Whenever the word "http" appears in a line of the listing, copy that line.
=====
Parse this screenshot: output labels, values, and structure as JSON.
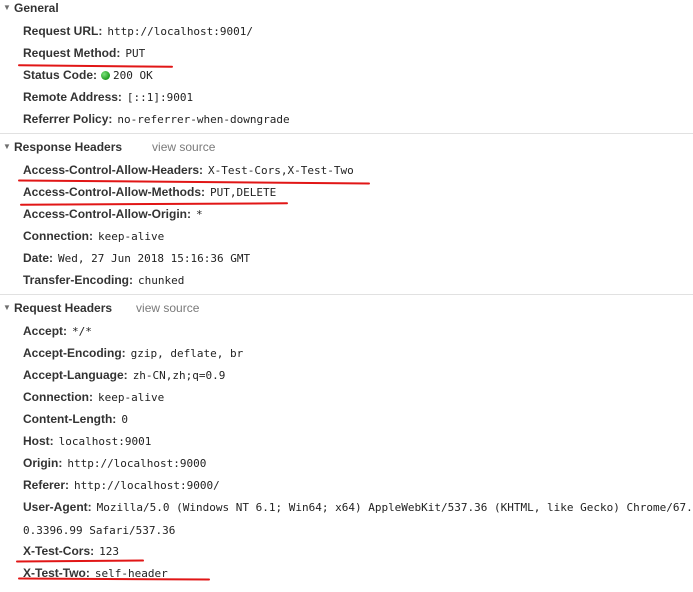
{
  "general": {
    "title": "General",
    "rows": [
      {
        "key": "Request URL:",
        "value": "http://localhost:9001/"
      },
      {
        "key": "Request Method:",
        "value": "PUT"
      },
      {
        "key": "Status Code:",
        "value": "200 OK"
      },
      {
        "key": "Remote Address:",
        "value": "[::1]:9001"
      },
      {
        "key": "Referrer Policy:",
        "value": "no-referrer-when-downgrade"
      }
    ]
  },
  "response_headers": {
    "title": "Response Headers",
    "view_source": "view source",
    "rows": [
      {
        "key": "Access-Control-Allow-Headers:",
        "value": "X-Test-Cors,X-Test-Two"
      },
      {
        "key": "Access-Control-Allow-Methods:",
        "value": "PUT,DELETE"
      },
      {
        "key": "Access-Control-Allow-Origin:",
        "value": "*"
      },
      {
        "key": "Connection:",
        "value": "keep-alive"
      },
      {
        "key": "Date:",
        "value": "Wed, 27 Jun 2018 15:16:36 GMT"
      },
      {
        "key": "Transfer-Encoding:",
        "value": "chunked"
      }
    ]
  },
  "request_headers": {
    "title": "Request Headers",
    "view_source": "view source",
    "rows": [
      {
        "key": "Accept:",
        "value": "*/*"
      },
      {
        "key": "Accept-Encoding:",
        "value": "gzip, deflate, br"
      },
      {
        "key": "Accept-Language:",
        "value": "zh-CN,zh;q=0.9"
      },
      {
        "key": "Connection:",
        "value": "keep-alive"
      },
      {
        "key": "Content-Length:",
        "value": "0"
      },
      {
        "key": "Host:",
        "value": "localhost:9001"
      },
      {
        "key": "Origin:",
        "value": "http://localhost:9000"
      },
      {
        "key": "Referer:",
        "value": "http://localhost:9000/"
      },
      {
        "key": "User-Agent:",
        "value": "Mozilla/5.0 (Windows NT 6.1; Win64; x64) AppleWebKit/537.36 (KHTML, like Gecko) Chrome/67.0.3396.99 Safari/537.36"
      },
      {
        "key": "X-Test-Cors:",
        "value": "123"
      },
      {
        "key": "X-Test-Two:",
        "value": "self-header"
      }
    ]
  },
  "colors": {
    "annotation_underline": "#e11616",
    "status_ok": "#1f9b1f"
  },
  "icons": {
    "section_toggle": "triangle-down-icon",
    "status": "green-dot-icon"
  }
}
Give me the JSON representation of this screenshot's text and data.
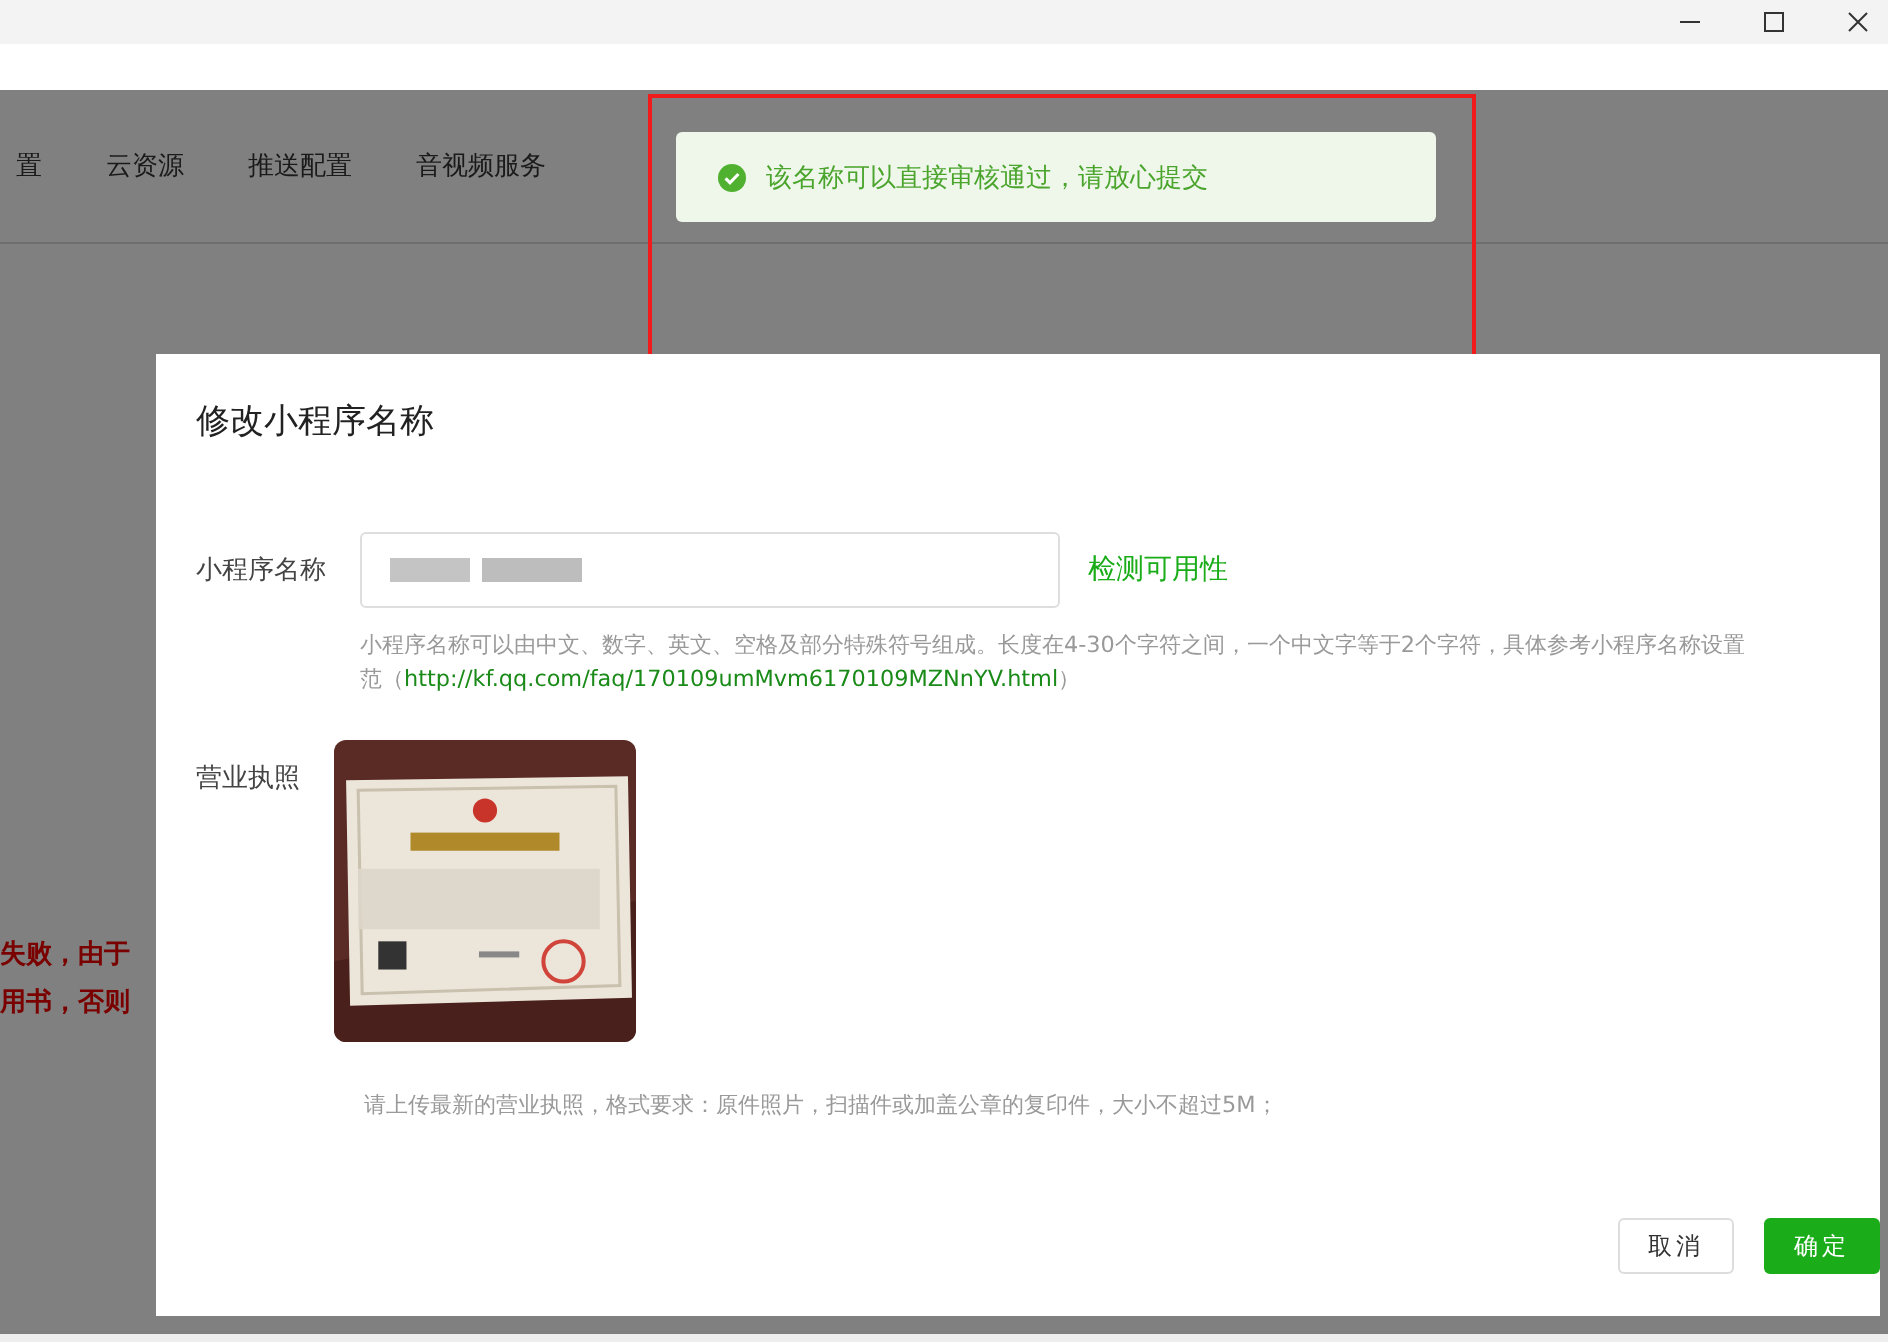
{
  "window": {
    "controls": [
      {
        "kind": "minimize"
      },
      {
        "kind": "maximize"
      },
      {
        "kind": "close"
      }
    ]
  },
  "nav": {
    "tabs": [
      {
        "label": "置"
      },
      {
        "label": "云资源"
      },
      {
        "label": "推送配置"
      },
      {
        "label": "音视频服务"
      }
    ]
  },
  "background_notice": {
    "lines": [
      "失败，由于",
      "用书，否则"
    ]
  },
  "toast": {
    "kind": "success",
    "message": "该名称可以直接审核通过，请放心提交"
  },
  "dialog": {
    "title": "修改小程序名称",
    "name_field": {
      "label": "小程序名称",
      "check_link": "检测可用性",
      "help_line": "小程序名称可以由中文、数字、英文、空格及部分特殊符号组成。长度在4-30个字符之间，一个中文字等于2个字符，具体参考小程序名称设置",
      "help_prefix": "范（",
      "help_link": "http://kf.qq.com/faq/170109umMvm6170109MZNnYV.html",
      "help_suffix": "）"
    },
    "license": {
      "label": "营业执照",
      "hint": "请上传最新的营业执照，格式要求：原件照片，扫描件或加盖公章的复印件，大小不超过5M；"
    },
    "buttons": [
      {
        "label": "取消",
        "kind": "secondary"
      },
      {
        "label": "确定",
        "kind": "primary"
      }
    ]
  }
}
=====
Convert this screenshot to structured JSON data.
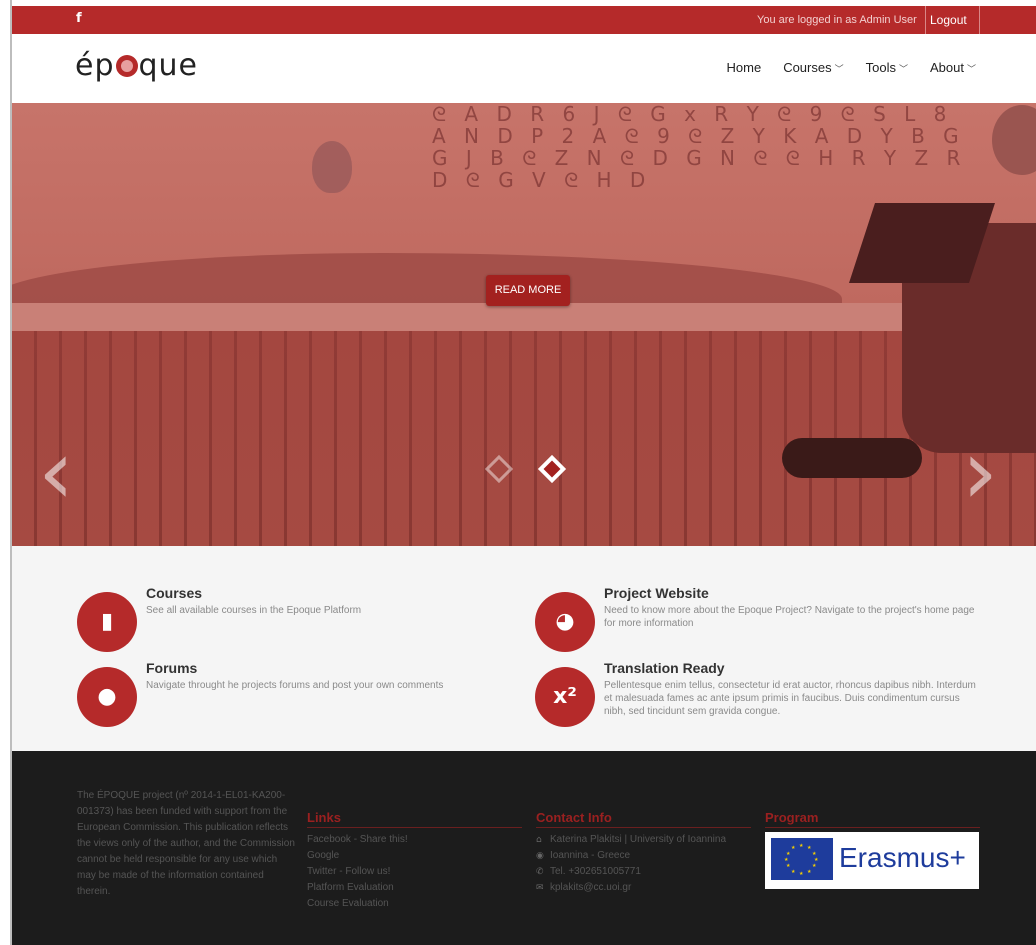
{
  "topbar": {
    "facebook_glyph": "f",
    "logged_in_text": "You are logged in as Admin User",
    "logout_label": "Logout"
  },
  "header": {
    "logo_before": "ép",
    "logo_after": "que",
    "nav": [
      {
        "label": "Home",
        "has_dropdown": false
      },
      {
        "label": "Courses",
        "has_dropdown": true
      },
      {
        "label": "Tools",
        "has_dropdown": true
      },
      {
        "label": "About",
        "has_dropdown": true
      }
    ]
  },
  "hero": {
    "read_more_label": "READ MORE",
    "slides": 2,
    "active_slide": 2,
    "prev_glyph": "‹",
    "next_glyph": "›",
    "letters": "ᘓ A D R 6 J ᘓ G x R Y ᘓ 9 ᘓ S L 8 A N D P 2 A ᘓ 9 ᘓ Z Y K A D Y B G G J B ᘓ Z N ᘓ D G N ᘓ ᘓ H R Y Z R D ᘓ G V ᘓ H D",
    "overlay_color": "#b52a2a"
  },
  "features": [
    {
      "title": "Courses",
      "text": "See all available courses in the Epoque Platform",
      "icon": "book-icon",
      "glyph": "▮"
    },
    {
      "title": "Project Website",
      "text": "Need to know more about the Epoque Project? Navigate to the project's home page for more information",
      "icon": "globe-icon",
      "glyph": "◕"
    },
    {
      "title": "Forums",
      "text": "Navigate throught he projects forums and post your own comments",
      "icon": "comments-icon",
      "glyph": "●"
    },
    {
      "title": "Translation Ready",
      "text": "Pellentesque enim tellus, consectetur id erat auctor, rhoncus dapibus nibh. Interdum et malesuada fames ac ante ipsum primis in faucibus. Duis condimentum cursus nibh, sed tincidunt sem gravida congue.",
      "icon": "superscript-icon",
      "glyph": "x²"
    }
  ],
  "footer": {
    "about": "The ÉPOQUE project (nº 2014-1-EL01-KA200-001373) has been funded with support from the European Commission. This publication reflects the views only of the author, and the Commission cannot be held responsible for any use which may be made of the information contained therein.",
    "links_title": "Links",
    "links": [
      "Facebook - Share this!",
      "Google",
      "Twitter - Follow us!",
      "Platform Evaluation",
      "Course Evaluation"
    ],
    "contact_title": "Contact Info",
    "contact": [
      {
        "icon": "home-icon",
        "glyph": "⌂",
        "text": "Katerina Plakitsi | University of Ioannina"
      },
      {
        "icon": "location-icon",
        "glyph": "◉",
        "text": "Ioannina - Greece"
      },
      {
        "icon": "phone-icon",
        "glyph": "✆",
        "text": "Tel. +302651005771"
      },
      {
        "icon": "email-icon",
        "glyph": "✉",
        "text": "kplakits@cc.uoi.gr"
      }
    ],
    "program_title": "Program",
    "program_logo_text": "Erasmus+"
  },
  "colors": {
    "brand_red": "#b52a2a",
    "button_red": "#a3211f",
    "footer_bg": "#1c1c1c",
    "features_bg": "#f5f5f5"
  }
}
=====
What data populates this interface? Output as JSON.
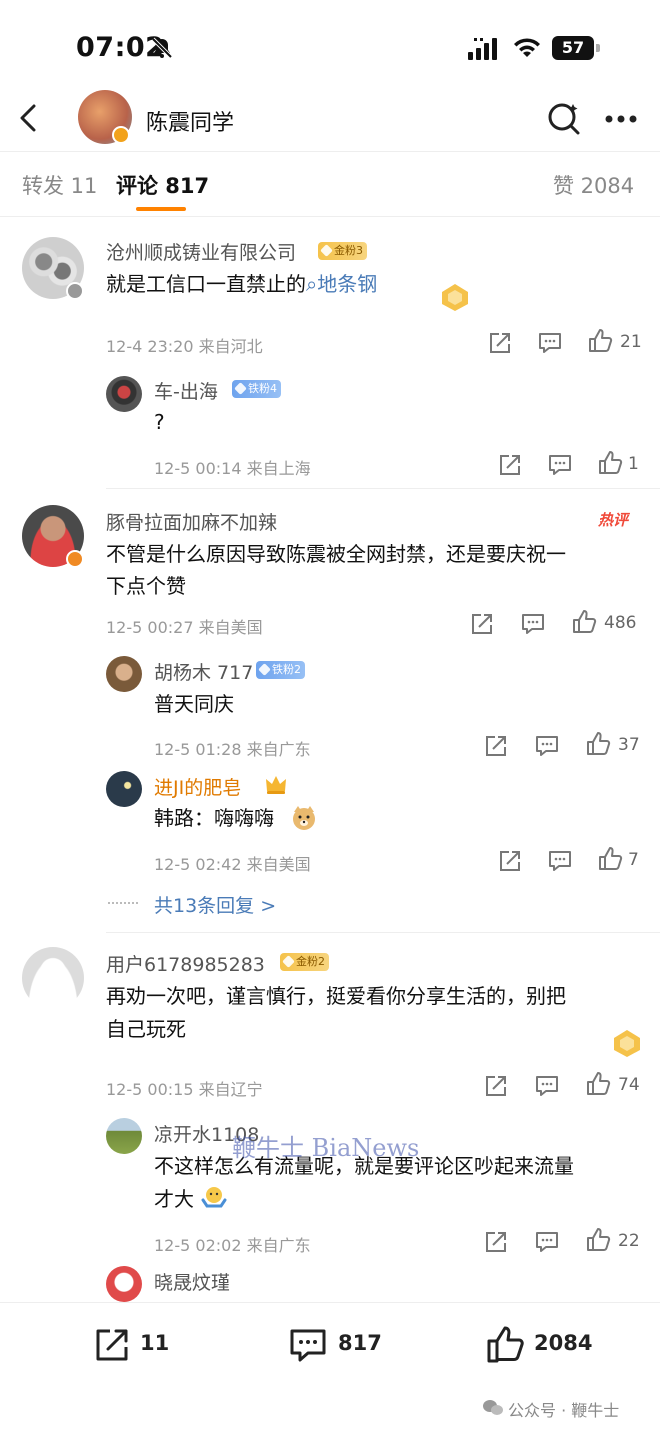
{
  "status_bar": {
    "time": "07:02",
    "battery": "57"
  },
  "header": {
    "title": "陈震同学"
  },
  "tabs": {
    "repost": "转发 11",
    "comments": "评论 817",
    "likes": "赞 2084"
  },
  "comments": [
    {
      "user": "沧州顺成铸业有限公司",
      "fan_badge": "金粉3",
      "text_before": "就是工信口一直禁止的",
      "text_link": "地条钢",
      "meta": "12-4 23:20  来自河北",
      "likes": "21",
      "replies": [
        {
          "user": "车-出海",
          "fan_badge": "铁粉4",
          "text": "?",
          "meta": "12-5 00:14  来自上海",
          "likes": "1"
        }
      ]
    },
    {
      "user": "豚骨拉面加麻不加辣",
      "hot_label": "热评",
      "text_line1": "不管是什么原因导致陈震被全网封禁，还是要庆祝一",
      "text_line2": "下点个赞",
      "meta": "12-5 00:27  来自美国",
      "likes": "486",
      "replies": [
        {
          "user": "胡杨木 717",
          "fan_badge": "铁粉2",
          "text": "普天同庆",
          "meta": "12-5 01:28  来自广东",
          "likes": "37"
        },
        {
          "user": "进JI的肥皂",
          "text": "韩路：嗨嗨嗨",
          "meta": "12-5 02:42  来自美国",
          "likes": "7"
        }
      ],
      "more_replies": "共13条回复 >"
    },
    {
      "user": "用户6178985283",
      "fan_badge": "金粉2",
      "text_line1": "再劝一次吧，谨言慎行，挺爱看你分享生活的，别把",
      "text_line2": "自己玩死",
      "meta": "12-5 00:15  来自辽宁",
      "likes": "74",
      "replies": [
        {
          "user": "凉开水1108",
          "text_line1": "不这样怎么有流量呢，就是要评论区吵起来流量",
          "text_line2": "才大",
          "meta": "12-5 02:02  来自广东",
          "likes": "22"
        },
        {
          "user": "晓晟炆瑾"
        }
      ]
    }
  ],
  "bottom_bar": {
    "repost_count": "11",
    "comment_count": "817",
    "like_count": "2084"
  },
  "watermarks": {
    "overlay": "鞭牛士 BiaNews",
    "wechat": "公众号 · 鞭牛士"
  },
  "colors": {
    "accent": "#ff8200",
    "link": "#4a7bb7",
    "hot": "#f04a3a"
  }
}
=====
_FINAL ANSWER:_
        "value": "http://localhost:9001/"
        "value": "http://localhost:9000"
        "value": "http://localhost:9000/"
      "help_link": "http://kf.qq.com/faq/170109umMvm6170109MZNnYV.html",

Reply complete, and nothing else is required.